The park has 25 drive-up campsites and 20 cart-in campsites, none with electrical hookups. The family campground at the top of Wildcat Mountain has flush toilets, showers and a dump station. Drinking water and a vault toilet are nearby, and the shower building is a short walk away. An equestrian campground offers 24 campsites, fire rings, vault toilets, drinking water, a corral, hitching posts, parking pads, loading ramps and a large parking lot. Three group-camping sites can accommodate 25 to 50 people. A primitive canoe-access campsite is located on the river southwest of the landing. Several businesses in Ontario and Rockton offer canoe and kayak rentals and dropoff and pickup service for trips ranging from two hours to several days.
The Kickapoo River itself holds some big brown trout, but a number of smaller tributaries offer better fishing for both brown and brook trout. Billings Creek joins the river in the park, and Weister and Warner creeks join it in the reserve. South of the village of LaFarge, Otter Creek enters the river from the west and Bear Creek from the east. These and dozens more creeks within a half-hour drive harbor plenty of wild trout.
A catch-and-release, artificials-only season runs from January 1 to the Friday before the regular inland season begins on the first Saturday in May. From the May opener, the season runs through Oct. 15. Most area streams allow some harvest of trout, but size restrictions and bag limits vary. Consult the DNR Trout Regulations booklet.
Anglers make good catches of trout on flies, spinners and live bait throughout the season. Easements on private land provide additional access. All are listed in “Map Guide to Improved Trout Waters of Wisconsin” by Todd Hanson, available at The Driftless Angler fly shop in nearby Viroqua. Streams in this area are subject to flash flooding during heavy rain events. Call ahead.
The Driftless Angler also offers fly-fishing gear and tackle, along with guide services. Contact: driftlessangler.com/, 608-637-8779. P.J. Smith also offers guided fly-fishing trips: firstname.lastname@example.org, 630-441-3645.
E13660 State Highway 33 – 608-337-4775
Campground: 25 drive-up sites, 20 cart-in sites ($18-$33, plus $9.65 registration fee)

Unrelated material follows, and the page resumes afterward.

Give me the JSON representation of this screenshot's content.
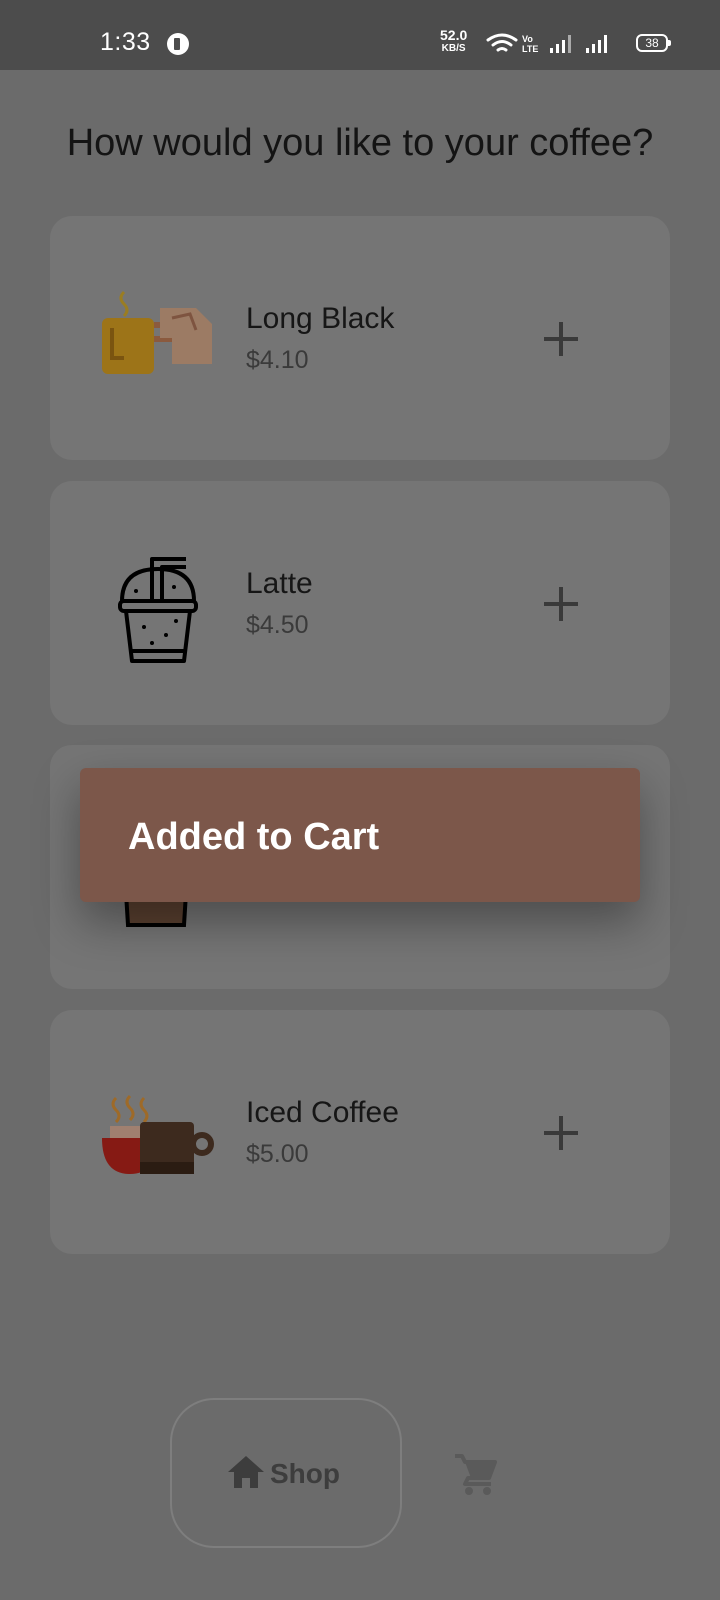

On-site: Nature center, hiking trails, dogs allowed on leash
Nearby: Kickapoo Valley Reserve, Driftless Angler Fly Shop, Drifty’s Canoe Rental